*** Opening Given data ***
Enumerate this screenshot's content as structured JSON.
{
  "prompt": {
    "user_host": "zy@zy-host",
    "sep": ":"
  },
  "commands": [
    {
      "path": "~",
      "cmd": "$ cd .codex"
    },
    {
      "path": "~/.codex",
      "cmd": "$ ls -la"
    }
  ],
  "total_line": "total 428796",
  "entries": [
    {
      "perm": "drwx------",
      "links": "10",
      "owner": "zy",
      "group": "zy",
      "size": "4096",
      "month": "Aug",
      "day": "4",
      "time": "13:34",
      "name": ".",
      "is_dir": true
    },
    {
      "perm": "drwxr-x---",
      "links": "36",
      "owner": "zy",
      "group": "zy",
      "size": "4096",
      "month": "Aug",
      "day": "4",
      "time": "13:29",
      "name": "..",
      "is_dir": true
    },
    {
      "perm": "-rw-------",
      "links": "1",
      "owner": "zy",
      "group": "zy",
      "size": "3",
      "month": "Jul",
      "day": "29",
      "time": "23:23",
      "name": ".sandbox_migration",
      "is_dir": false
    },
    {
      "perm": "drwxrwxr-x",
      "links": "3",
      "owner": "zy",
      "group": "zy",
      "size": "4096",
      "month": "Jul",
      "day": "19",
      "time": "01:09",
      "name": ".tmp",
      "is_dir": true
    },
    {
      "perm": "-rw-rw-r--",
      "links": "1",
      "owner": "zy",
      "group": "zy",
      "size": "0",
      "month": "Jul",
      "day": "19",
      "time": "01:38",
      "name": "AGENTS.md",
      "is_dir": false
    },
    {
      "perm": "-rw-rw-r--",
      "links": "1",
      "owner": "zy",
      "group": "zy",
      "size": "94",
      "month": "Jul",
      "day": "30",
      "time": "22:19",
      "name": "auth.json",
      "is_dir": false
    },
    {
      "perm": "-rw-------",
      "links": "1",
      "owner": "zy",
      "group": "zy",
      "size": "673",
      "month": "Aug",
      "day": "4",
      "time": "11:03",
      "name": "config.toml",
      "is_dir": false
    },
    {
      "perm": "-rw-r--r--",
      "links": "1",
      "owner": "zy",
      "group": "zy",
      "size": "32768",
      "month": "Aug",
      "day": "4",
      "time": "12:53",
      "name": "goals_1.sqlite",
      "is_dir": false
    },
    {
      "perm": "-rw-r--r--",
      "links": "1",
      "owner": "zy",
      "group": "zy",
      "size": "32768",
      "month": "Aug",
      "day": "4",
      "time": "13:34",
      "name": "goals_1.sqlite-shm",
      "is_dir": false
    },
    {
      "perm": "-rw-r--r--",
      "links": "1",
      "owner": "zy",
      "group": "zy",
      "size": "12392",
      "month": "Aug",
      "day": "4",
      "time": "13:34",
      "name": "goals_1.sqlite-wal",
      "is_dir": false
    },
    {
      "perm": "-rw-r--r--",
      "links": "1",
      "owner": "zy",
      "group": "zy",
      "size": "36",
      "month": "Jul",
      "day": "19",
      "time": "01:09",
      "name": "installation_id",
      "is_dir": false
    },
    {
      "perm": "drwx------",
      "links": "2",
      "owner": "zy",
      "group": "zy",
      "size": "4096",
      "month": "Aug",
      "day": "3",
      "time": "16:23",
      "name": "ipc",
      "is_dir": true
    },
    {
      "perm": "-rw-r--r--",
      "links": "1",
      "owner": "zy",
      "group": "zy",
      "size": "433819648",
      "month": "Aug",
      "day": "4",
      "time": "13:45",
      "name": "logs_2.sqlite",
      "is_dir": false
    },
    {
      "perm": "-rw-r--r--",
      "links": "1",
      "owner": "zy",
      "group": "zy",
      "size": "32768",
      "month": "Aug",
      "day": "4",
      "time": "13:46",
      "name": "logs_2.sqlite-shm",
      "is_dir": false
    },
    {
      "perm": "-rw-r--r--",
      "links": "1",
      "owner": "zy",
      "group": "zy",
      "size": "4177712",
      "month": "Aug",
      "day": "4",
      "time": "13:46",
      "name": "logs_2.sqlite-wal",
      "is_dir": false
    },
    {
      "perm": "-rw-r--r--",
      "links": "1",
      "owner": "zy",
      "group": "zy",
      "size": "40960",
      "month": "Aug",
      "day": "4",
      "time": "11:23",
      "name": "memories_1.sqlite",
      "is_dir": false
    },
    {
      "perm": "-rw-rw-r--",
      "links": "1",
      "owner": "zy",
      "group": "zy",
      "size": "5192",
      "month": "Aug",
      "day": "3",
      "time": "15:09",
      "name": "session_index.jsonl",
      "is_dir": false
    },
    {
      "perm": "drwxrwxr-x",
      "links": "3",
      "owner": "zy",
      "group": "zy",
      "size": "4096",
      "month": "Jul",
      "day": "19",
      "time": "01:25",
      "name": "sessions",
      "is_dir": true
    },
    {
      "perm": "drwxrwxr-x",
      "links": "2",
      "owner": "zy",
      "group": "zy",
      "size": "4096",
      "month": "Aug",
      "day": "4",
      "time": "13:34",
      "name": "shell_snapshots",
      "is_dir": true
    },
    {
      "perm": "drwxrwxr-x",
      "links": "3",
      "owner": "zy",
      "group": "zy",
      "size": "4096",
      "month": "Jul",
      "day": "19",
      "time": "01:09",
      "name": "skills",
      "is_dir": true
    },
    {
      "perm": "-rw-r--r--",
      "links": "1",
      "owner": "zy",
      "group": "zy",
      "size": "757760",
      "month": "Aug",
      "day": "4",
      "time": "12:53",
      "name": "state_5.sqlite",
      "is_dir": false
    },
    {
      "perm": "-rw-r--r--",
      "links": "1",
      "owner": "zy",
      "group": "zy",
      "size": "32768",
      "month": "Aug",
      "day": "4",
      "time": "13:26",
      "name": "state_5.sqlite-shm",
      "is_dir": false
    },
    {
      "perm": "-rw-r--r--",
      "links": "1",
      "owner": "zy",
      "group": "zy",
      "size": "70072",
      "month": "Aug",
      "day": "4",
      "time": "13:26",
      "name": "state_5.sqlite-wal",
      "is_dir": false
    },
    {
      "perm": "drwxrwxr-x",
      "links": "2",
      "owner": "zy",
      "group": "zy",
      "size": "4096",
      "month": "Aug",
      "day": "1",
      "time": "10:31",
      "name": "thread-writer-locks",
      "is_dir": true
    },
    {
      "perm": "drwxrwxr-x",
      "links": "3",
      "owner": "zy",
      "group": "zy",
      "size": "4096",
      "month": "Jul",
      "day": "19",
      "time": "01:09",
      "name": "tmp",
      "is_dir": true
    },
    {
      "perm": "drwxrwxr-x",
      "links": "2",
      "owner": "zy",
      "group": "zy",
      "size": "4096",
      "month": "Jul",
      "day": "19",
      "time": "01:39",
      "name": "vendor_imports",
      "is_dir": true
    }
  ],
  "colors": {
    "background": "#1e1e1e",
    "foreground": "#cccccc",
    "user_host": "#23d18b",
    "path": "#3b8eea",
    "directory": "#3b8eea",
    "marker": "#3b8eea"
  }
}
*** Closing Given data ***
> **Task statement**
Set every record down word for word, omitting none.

> **Reply to the exercise**
Enumerate this screenshot's content as structured JSON.
{
  "prompt": {
    "user_host": "zy@zy-host",
    "sep": ":"
  },
  "commands": [
    {
      "path": "~",
      "cmd": "$ cd .codex"
    },
    {
      "path": "~/.codex",
      "cmd": "$ ls -la"
    }
  ],
  "total_line": "total 428796",
  "entries": [
    {
      "perm": "drwx------",
      "links": "10",
      "owner": "zy",
      "group": "zy",
      "size": "4096",
      "month": "Aug",
      "day": "4",
      "time": "13:34",
      "name": ".",
      "is_dir": true
    },
    {
      "perm": "drwxr-x---",
      "links": "36",
      "owner": "zy",
      "group": "zy",
      "size": "4096",
      "month": "Aug",
      "day": "4",
      "time": "13:29",
      "name": "..",
      "is_dir": true
    },
    {
      "perm": "-rw-------",
      "links": "1",
      "owner": "zy",
      "group": "zy",
      "size": "3",
      "month": "Jul",
      "day": "29",
      "time": "23:23",
      "name": ".sandbox_migration",
      "is_dir": false
    },
    {
      "perm": "drwxrwxr-x",
      "links": "3",
      "owner": "zy",
      "group": "zy",
      "size": "4096",
      "month": "Jul",
      "day": "19",
      "time": "01:09",
      "name": ".tmp",
      "is_dir": true
    },
    {
      "perm": "-rw-rw-r--",
      "links": "1",
      "owner": "zy",
      "group": "zy",
      "size": "0",
      "month": "Jul",
      "day": "19",
      "time": "01:38",
      "name": "AGENTS.md",
      "is_dir": false
    },
    {
      "perm": "-rw-rw-r--",
      "links": "1",
      "owner": "zy",
      "group": "zy",
      "size": "94",
      "month": "Jul",
      "day": "30",
      "time": "22:19",
      "name": "auth.json",
      "is_dir": false
    },
    {
      "perm": "-rw-------",
      "links": "1",
      "owner": "zy",
      "group": "zy",
      "size": "673",
      "month": "Aug",
      "day": "4",
      "time": "11:03",
      "name": "config.toml",
      "is_dir": false
    },
    {
      "perm": "-rw-r--r--",
      "links": "1",
      "owner": "zy",
      "group": "zy",
      "size": "32768",
      "month": "Aug",
      "day": "4",
      "time": "12:53",
      "name": "goals_1.sqlite",
      "is_dir": false
    },
    {
      "perm": "-rw-r--r--",
      "links": "1",
      "owner": "zy",
      "group": "zy",
      "size": "32768",
      "month": "Aug",
      "day": "4",
      "time": "13:34",
      "name": "goals_1.sqlite-shm",
      "is_dir": false
    },
    {
      "perm": "-rw-r--r--",
      "links": "1",
      "owner": "zy",
      "group": "zy",
      "size": "12392",
      "month": "Aug",
      "day": "4",
      "time": "13:34",
      "name": "goals_1.sqlite-wal",
      "is_dir": false
    },
    {
      "perm": "-rw-r--r--",
      "links": "1",
      "owner": "zy",
      "group": "zy",
      "size": "36",
      "month": "Jul",
      "day": "19",
      "time": "01:09",
      "name": "installation_id",
      "is_dir": false
    },
    {
      "perm": "drwx------",
      "links": "2",
      "owner": "zy",
      "group": "zy",
      "size": "4096",
      "month": "Aug",
      "day": "3",
      "time": "16:23",
      "name": "ipc",
      "is_dir": true
    },
    {
      "perm": "-rw-r--r--",
      "links": "1",
      "owner": "zy",
      "group": "zy",
      "size": "433819648",
      "month": "Aug",
      "day": "4",
      "time": "13:45",
      "name": "logs_2.sqlite",
      "is_dir": false
    },
    {
      "perm": "-rw-r--r--",
      "links": "1",
      "owner": "zy",
      "group": "zy",
      "size": "32768",
      "month": "Aug",
      "day": "4",
      "time": "13:46",
      "name": "logs_2.sqlite-shm",
      "is_dir": false
    },
    {
      "perm": "-rw-r--r--",
      "links": "1",
      "owner": "zy",
      "group": "zy",
      "size": "4177712",
      "month": "Aug",
      "day": "4",
      "time": "13:46",
      "name": "logs_2.sqlite-wal",
      "is_dir": false
    },
    {
      "perm": "-rw-r--r--",
      "links": "1",
      "owner": "zy",
      "group": "zy",
      "size": "40960",
      "month": "Aug",
      "day": "4",
      "time": "11:23",
      "name": "memories_1.sqlite",
      "is_dir": false
    },
    {
      "perm": "-rw-rw-r--",
      "links": "1",
      "owner": "zy",
      "group": "zy",
      "size": "5192",
      "month": "Aug",
      "day": "3",
      "time": "15:09",
      "name": "session_index.jsonl",
      "is_dir": false
    },
    {
      "perm": "drwxrwxr-x",
      "links": "3",
      "owner": "zy",
      "group": "zy",
      "size": "4096",
      "month": "Jul",
      "day": "19",
      "time": "01:25",
      "name": "sessions",
      "is_dir": true
    },
    {
      "perm": "drwxrwxr-x",
      "links": "2",
      "owner": "zy",
      "group": "zy",
      "size": "4096",
      "month": "Aug",
      "day": "4",
      "time": "13:34",
      "name": "shell_snapshots",
      "is_dir": true
    },
    {
      "perm": "drwxrwxr-x",
      "links": "3",
      "owner": "zy",
      "group": "zy",
      "size": "4096",
      "month": "Jul",
      "day": "19",
      "time": "01:09",
      "name": "skills",
      "is_dir": true
    },
    {
      "perm": "-rw-r--r--",
      "links": "1",
      "owner": "zy",
      "group": "zy",
      "size": "757760",
      "month": "Aug",
      "day": "4",
      "time": "12:53",
      "name": "state_5.sqlite",
      "is_dir": false
    },
    {
      "perm": "-rw-r--r--",
      "links": "1",
      "owner": "zy",
      "group": "zy",
      "size": "32768",
      "month": "Aug",
      "day": "4",
      "time": "13:26",
      "name": "state_5.sqlite-shm",
      "is_dir": false
    },
    {
      "perm": "-rw-r--r--",
      "links": "1",
      "owner": "zy",
      "group": "zy",
      "size": "70072",
      "month": "Aug",
      "day": "4",
      "time": "13:26",
      "name": "state_5.sqlite-wal",
      "is_dir": false
    },
    {
      "perm": "drwxrwxr-x",
      "links": "2",
      "owner": "zy",
      "group": "zy",
      "size": "4096",
      "month": "Aug",
      "day": "1",
      "time": "10:31",
      "name": "thread-writer-locks",
      "is_dir": true
    },
    {
      "perm": "drwxrwxr-x",
      "links": "3",
      "owner": "zy",
      "group": "zy",
      "size": "4096",
      "month": "Jul",
      "day": "19",
      "time": "01:09",
      "name": "tmp",
      "is_dir": true
    },
    {
      "perm": "drwxrwxr-x",
      "links": "2",
      "owner": "zy",
      "group": "zy",
      "size": "4096",
      "month": "Jul",
      "day": "19",
      "time": "01:39",
      "name": "vendor_imports",
      "is_dir": true
    }
  ],
  "colors": {
    "background": "#1e1e1e",
    "foreground": "#cccccc",
    "user_host": "#23d18b",
    "path": "#3b8eea",
    "directory": "#3b8eea",
    "marker": "#3b8eea"
  }
}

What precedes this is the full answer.